The effects of sonic boom on man's physical and mental health are presented. Sonic booms have marked effects on behavior and subjective experience as exemplified by startle reactions and attendant feelings of fear. Such intrusions disrupt sleep, rest and relaxation, and also interfere with communications. These forms of sonic boom interruption generate annoyance which is perceived greater when indoors, and which is judged equal to that experienced by residents living around busy airports. In this regard, indications are that sonic boom disturbances produced by commercial SST aircraft now being designed will not be deemed acceptable by at least 25 percent of the population regardless of habituation. From the psychological viewpoint, greater public acceptance of SST booms will be largely contingent on determining and prescribing overpressure limits below which startle reactions are minimal, posing no problems to performance or risk of personal injury. Of equal importance will be an identification of the limits of sonic boom levels that will allow undisturbed sleep. Special cases such as insomniacs and persons peculiarly sensitive to noise disturbance must be given consideration in defining limits here. Social surveys note that complaints to sonic booms rest on beliefs that property has or can be damaged by such occurrences. Aside from establishing damage threshold levels for sonic boom loads on structures, effective methods for pacifying, if not, altering these beliefs must be developed and used to gain better community acceptance. Other factors important to facilitating community accommodation to sonic booms, both acoustic (e.g., background level) and nonacoustic (e.g., community tolerance to other public irritants), require further investigation. A discussion of the mechanics of sonic shock waves and a comparison of sound pressure levels between sonic boom and some better known sounds are presented.
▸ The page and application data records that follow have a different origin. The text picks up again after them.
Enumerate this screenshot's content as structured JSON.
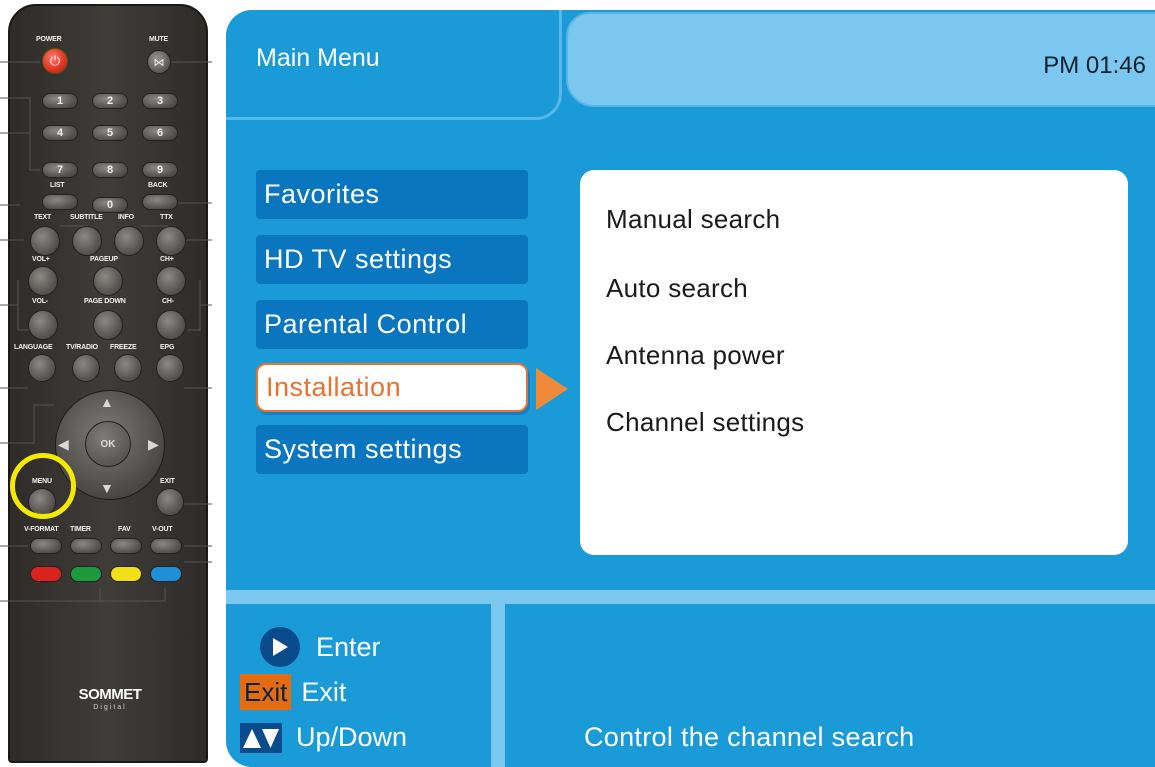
{
  "remote": {
    "power_label": "POWER",
    "mute_label": "MUTE",
    "digits": [
      "1",
      "2",
      "3",
      "4",
      "5",
      "6",
      "7",
      "8",
      "9",
      "0"
    ],
    "list_label": "LIST",
    "back_label": "BACK",
    "text_label": "TEXT",
    "subtitle_label": "SUBTITLE",
    "info_label": "INFO",
    "ttx_label": "TTX",
    "volup_label": "VOL+",
    "pageup_label": "PAGEUP",
    "chup_label": "CH+",
    "voldown_label": "VOL-",
    "pagedown_label": "PAGE DOWN",
    "chdown_label": "CH-",
    "language_label": "LANGUAGE",
    "tvradio_label": "TV/RADIO",
    "freeze_label": "FREEZE",
    "epg_label": "EPG",
    "ok_label": "OK",
    "menu_label": "MENU",
    "exit_label": "EXIT",
    "vformat_label": "V-FORMAT",
    "timer_label": "TIMER",
    "fav_label": "FAV",
    "vout_label": "V-OUT",
    "brand": "SOMMET",
    "brand_sub": "Digital",
    "color_buttons": [
      "#d8231f",
      "#1d9a3b",
      "#f2e016",
      "#1f8fd8"
    ]
  },
  "screen": {
    "title": "Main Menu",
    "clock": "PM 01:46",
    "menu_items": [
      "Favorites",
      "HD TV settings",
      "Parental Control",
      "Installation",
      "System settings"
    ],
    "selected_index": 3,
    "submenu_items": [
      "Manual search",
      "Auto  search",
      "Antenna power",
      "Channel settings"
    ],
    "legend": {
      "enter_label": "Enter",
      "exit_badge": "Exit",
      "exit_label": "Exit",
      "updown_label": "Up/Down"
    },
    "help_text": "Control the channel search",
    "colors": {
      "background": "#1b9ad8",
      "menu_item": "#0a76bf",
      "highlight": "#e8722e",
      "accent_light": "#7cc7ef"
    }
  }
}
We take your privacy seriously. You can review and change the way we collect information below.
These cookies allow us to count visits and traffic sources so we can measure and improve the performance of our site. They help us to know which pages are the most and least popular and see how visitors move around the site. All information these cookies collect is aggregated and therefore anonymous. If you do not allow these cookies we will not know when you have visited our site, and will not be able to monitor its performance.
Cookies used to make website functionality more relevant to you. These cookies perform functions like remembering presentation options or choices and, in some cases, delivery of web content that based on self-identified area of interests.
Cookies used to track the effectiveness of CDC public health campaigns through clickthrough data.
Cookies used to enable you to share pages and content that you find interesting on CDC.gov through third party social networking and other websites. These cookies may also be used for advertising purposes by these third parties.